In Honor of Mother’s Day:
I-95 Exit 1b in FL To: US 41, SW 7th, SW 8th, Brickell Ave [~ 1 mi to Exit 1a, ~ 0.46 mi to Exit 2a] near Miami
A major melting pot and the unofficial commercial capital of Latin America, Miami is a uniquely American City. Even its conception was not typical; the fathers of the city were in fact two mothers. So Miami was not the result of the machinations of men but instead the dream of two lovely ladies.
Mary Brickell moved to southern Florida from Cleveland, Ohio in 1871. She and her husband William opened a trading post and post office on the south bank of the Miami River, near the site of abandoned Fort Dallas. The Brickell family bought up large tracts of swamp stretching from Coconut Grove to the Miami River.
Across the Miami River on the north side, their Cleveland neighbor, Julia Tuttle, settled with her family.
Quite the looker, Julia Tuttle is credited with attracting the attention of John D Rockefeller’s co-founder in Standard Oil. Also a Cleveland native, Henry Flagler had made hundreds of millions in oil. But by the last decades of the 1800’s, he sought to diversify. Flagler was convinced that Florida would become America’s Riviera. He ran railroads down into the top half of Florida’s panhandle and anchored them with hotels and seaside resorts. Also important to his railroad’s success was an exploding citrus industry and its shipments north of fresh winter produce.

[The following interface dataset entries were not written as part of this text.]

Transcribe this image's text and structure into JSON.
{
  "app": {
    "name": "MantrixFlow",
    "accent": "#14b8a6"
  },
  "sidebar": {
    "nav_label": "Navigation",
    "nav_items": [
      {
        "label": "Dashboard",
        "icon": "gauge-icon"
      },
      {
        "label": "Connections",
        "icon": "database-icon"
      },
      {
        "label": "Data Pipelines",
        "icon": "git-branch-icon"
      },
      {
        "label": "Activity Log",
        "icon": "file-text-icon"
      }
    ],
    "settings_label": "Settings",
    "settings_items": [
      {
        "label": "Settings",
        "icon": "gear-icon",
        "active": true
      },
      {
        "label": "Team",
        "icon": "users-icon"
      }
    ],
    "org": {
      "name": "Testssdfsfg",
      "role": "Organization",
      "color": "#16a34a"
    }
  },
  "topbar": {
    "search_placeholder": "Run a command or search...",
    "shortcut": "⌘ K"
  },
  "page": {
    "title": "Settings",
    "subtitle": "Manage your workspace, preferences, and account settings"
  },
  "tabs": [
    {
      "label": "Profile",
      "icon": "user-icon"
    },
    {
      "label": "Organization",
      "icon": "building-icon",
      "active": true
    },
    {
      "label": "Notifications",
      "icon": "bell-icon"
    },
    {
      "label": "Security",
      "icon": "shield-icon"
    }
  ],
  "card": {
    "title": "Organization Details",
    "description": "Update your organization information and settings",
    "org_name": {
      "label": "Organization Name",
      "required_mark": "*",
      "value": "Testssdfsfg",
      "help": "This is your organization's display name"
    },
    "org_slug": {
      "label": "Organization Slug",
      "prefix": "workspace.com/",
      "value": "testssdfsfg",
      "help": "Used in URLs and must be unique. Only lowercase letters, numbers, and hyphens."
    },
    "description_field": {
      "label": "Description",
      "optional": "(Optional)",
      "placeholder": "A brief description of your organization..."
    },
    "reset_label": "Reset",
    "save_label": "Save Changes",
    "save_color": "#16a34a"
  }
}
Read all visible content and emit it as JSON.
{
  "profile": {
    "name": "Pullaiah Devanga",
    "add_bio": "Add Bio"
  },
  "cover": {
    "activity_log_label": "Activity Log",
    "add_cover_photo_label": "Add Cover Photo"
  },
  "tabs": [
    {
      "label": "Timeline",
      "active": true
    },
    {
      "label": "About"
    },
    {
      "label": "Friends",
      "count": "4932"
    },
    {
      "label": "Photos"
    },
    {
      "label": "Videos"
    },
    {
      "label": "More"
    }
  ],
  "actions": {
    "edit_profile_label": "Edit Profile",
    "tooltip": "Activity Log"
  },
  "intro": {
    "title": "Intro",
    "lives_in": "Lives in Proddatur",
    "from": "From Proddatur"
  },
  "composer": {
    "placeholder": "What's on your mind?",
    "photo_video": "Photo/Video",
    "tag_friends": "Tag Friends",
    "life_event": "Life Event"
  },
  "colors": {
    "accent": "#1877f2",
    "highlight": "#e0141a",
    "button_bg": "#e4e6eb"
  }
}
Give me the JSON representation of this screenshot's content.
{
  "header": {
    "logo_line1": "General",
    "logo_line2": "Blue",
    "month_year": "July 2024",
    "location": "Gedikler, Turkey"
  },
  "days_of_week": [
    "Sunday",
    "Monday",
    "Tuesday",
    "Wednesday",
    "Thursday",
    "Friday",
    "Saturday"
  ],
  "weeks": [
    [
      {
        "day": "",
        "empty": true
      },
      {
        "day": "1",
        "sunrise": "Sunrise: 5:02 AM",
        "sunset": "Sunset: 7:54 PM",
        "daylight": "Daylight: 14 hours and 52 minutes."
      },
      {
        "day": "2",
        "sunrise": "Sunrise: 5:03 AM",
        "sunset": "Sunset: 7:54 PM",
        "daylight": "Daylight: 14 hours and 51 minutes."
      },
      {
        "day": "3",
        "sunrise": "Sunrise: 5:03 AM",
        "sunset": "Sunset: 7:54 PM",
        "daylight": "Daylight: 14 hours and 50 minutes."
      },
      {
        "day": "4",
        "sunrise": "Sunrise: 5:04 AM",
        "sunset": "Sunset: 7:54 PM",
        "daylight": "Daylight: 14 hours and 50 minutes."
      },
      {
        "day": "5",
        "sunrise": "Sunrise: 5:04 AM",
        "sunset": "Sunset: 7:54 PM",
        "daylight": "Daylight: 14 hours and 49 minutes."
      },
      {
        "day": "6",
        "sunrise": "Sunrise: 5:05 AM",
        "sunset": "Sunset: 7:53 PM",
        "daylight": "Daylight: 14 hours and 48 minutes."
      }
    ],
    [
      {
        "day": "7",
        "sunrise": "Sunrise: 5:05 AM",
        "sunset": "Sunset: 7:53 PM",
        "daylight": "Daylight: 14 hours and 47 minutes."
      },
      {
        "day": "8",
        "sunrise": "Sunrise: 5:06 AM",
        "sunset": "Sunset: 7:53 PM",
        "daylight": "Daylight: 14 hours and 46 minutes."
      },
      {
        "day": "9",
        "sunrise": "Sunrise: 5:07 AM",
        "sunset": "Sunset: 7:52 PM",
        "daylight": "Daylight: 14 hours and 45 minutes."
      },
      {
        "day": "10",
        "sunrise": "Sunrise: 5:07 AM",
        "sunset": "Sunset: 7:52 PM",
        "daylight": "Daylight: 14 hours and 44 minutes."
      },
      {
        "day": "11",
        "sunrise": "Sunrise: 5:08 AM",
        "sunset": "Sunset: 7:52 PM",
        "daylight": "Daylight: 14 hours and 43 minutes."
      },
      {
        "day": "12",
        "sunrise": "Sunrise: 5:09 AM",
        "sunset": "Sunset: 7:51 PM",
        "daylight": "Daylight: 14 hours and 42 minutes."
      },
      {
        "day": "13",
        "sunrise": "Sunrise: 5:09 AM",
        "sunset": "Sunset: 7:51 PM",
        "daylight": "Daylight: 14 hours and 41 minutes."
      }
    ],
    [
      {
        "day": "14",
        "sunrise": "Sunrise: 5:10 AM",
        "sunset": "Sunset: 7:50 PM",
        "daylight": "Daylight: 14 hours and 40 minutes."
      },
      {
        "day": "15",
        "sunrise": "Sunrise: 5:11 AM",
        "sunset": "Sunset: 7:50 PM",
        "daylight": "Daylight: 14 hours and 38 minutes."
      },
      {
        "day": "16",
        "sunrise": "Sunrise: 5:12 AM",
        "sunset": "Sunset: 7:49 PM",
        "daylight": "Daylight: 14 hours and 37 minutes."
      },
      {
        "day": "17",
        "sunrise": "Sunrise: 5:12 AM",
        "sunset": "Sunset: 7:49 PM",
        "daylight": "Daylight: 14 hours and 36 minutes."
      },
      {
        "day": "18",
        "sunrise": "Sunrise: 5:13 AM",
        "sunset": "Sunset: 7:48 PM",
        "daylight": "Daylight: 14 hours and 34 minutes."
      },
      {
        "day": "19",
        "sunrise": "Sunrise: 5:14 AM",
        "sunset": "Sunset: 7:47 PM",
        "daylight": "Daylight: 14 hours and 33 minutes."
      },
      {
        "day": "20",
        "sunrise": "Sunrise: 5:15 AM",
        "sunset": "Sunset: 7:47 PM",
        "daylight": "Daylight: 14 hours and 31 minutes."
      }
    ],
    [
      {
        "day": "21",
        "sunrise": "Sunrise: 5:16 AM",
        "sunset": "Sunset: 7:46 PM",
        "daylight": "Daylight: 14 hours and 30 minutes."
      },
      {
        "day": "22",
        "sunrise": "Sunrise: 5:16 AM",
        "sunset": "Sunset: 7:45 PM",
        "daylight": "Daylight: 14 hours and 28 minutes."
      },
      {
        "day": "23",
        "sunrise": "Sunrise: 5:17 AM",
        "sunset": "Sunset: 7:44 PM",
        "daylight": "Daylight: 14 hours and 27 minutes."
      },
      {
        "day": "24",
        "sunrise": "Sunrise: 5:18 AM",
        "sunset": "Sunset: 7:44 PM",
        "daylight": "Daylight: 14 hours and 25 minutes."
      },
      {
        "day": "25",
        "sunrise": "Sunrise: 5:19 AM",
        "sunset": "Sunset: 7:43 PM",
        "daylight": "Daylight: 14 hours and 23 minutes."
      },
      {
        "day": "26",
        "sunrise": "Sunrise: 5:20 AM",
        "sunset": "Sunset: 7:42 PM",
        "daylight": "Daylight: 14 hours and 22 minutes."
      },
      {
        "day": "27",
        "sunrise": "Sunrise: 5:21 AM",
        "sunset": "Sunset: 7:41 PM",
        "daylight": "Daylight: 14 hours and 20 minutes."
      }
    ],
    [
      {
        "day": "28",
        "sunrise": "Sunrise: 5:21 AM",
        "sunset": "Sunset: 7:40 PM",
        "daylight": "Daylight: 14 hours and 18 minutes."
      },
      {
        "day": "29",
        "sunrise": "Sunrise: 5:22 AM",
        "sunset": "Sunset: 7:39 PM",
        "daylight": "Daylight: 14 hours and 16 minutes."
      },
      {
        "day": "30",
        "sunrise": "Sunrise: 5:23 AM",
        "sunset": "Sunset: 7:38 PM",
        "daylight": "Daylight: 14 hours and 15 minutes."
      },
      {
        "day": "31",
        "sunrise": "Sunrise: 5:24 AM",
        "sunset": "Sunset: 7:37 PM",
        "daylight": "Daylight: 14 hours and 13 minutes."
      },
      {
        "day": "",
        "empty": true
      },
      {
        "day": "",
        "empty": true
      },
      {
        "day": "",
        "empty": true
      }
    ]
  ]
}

Originally Flagler had planned his railroad to stop at Palm Beach — which city he is credited with creating — but when frigid air swept down the panhandle in the winter of 1894-95, Flagler decided he needed to send the iron snake further south.
Enter Julia Tuttle. Always considered something of a lady’s man, Flagler allowed Julia to convince him that Miami never froze — which is not altogether true.
Temperatures below freezing generally reach Miami once every 3 years. Julia sweetened her offer with 100 acres for him to build a railroad terminal and a hotel. Flagler happily extended the railroad another 100 plus miles with its terminus right between the Tuttle and Brickell’s homestead.
Eventually both Brickell and Tuttle contributed significant land to the Flagler's Florida East Coast Railway, which brought explosive growth and development and put Miami on the map.
After William Brickell's death, widow Mary became one of the young city's prominent real estate developers and managers. Her namesake Brickell Farm was originally platted for mansions and large homes, which thus led to the name "Millionaire's Row." Today the mansions have been replaced with Bank Towers and Financial Buildings. The Brickell area is known as the “Wall Street of the Latin America”.
Today, diversity and equality are Miami’s most notable distinctions. No doubt it harkens back to the fact that mothers were the forefathers of this city.
Happy Mother’s Day!
#Miami #JuliaTuttle #MaryBrickell #HenryFlagler #MiamiBeach #HappyMothersDay #PalmBeach #FortDallas #CoconutGrove #StandardOil